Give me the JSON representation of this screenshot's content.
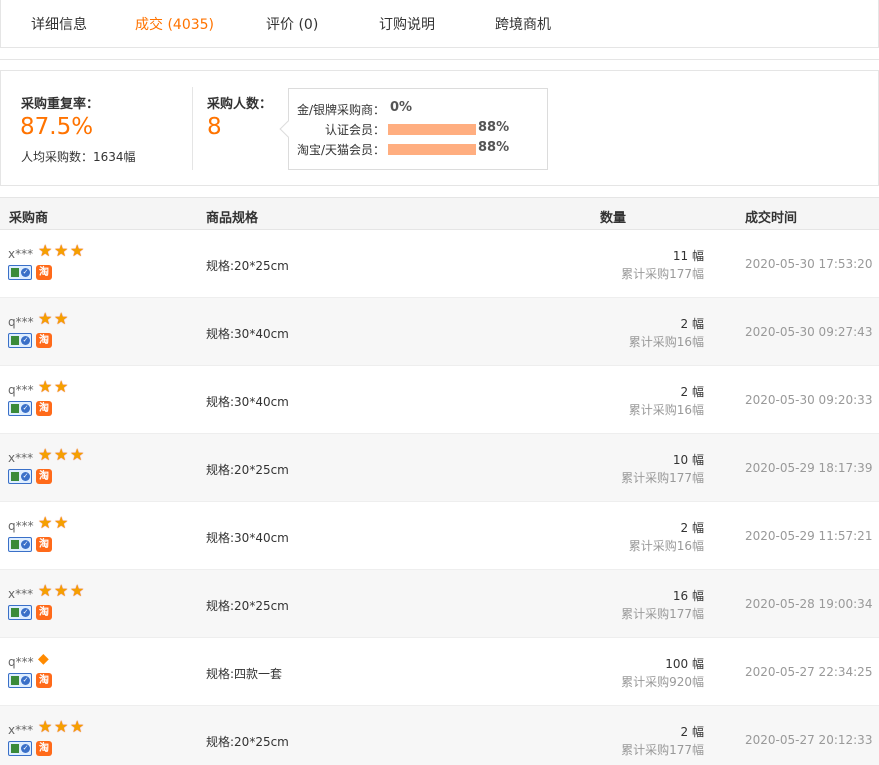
{
  "tabs": [
    {
      "label": "详细信息"
    },
    {
      "label": "成交 (4035)"
    },
    {
      "label": "评价 (0)"
    },
    {
      "label": "订购说明"
    },
    {
      "label": "跨境商机"
    }
  ],
  "stats": {
    "repeat_label": "采购重复率：",
    "repeat_value": "87.5%",
    "avg_label": "人均采购数：1634幅",
    "buyers_label": "采购人数：",
    "buyers_value": "8",
    "breakdown": [
      {
        "label": "金/银牌采购商：",
        "value": "0%",
        "fraction": 0
      },
      {
        "label": "认证会员：",
        "value": "88%",
        "fraction": 0.88
      },
      {
        "label": "淘宝/天猫会员：",
        "value": "88%",
        "fraction": 0.88
      }
    ],
    "bar_color": "#ffae80"
  },
  "table": {
    "headers": {
      "buyer": "采购商",
      "spec": "商品规格",
      "qty": "数量",
      "time": "成交时间"
    },
    "tao_badge": "淘",
    "rows": [
      {
        "buyer": "x***",
        "level": "3-star",
        "spec": "规格:20*25cm",
        "qty": "11 幅",
        "total": "累计采购177幅",
        "time": "2020-05-30 17:53:20"
      },
      {
        "buyer": "q***",
        "level": "2-star",
        "spec": "规格:30*40cm",
        "qty": "2 幅",
        "total": "累计采购16幅",
        "time": "2020-05-30 09:27:43"
      },
      {
        "buyer": "q***",
        "level": "2-star",
        "spec": "规格:30*40cm",
        "qty": "2 幅",
        "total": "累计采购16幅",
        "time": "2020-05-30 09:20:33"
      },
      {
        "buyer": "x***",
        "level": "3-star",
        "spec": "规格:20*25cm",
        "qty": "10 幅",
        "total": "累计采购177幅",
        "time": "2020-05-29 18:17:39"
      },
      {
        "buyer": "q***",
        "level": "2-star",
        "spec": "规格:30*40cm",
        "qty": "2 幅",
        "total": "累计采购16幅",
        "time": "2020-05-29 11:57:21"
      },
      {
        "buyer": "x***",
        "level": "3-star",
        "spec": "规格:20*25cm",
        "qty": "16 幅",
        "total": "累计采购177幅",
        "time": "2020-05-28 19:00:34"
      },
      {
        "buyer": "q***",
        "level": "1-diamond",
        "spec": "规格:四款一套",
        "qty": "100 幅",
        "total": "累计采购920幅",
        "time": "2020-05-27 22:34:25"
      },
      {
        "buyer": "x***",
        "level": "3-star",
        "spec": "规格:20*25cm",
        "qty": "2 幅",
        "total": "累计采购177幅",
        "time": "2020-05-27 20:12:33"
      }
    ]
  }
}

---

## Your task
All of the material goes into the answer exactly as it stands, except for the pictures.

## Response for this exercise
Give me the JSON representation of this screenshot's content.
{
  "tabs": [
    {
      "label": "详细信息"
    },
    {
      "label": "成交 (4035)"
    },
    {
      "label": "评价 (0)"
    },
    {
      "label": "订购说明"
    },
    {
      "label": "跨境商机"
    }
  ],
  "stats": {
    "repeat_label": "采购重复率：",
    "repeat_value": "87.5%",
    "avg_label": "人均采购数：1634幅",
    "buyers_label": "采购人数：",
    "buyers_value": "8",
    "breakdown": [
      {
        "label": "金/银牌采购商：",
        "value": "0%",
        "fraction": 0
      },
      {
        "label": "认证会员：",
        "value": "88%",
        "fraction": 0.88
      },
      {
        "label": "淘宝/天猫会员：",
        "value": "88%",
        "fraction": 0.88
      }
    ],
    "bar_color": "#ffae80"
  },
  "table": {
    "headers": {
      "buyer": "采购商",
      "spec": "商品规格",
      "qty": "数量",
      "time": "成交时间"
    },
    "tao_badge": "淘",
    "rows": [
      {
        "buyer": "x***",
        "level": "3-star",
        "spec": "规格:20*25cm",
        "qty": "11 幅",
        "total": "累计采购177幅",
        "time": "2020-05-30 17:53:20"
      },
      {
        "buyer": "q***",
        "level": "2-star",
        "spec": "规格:30*40cm",
        "qty": "2 幅",
        "total": "累计采购16幅",
        "time": "2020-05-30 09:27:43"
      },
      {
        "buyer": "q***",
        "level": "2-star",
        "spec": "规格:30*40cm",
        "qty": "2 幅",
        "total": "累计采购16幅",
        "time": "2020-05-30 09:20:33"
      },
      {
        "buyer": "x***",
        "level": "3-star",
        "spec": "规格:20*25cm",
        "qty": "10 幅",
        "total": "累计采购177幅",
        "time": "2020-05-29 18:17:39"
      },
      {
        "buyer": "q***",
        "level": "2-star",
        "spec": "规格:30*40cm",
        "qty": "2 幅",
        "total": "累计采购16幅",
        "time": "2020-05-29 11:57:21"
      },
      {
        "buyer": "x***",
        "level": "3-star",
        "spec": "规格:20*25cm",
        "qty": "16 幅",
        "total": "累计采购177幅",
        "time": "2020-05-28 19:00:34"
      },
      {
        "buyer": "q***",
        "level": "1-diamond",
        "spec": "规格:四款一套",
        "qty": "100 幅",
        "total": "累计采购920幅",
        "time": "2020-05-27 22:34:25"
      },
      {
        "buyer": "x***",
        "level": "3-star",
        "spec": "规格:20*25cm",
        "qty": "2 幅",
        "total": "累计采购177幅",
        "time": "2020-05-27 20:12:33"
      }
    ]
  }
}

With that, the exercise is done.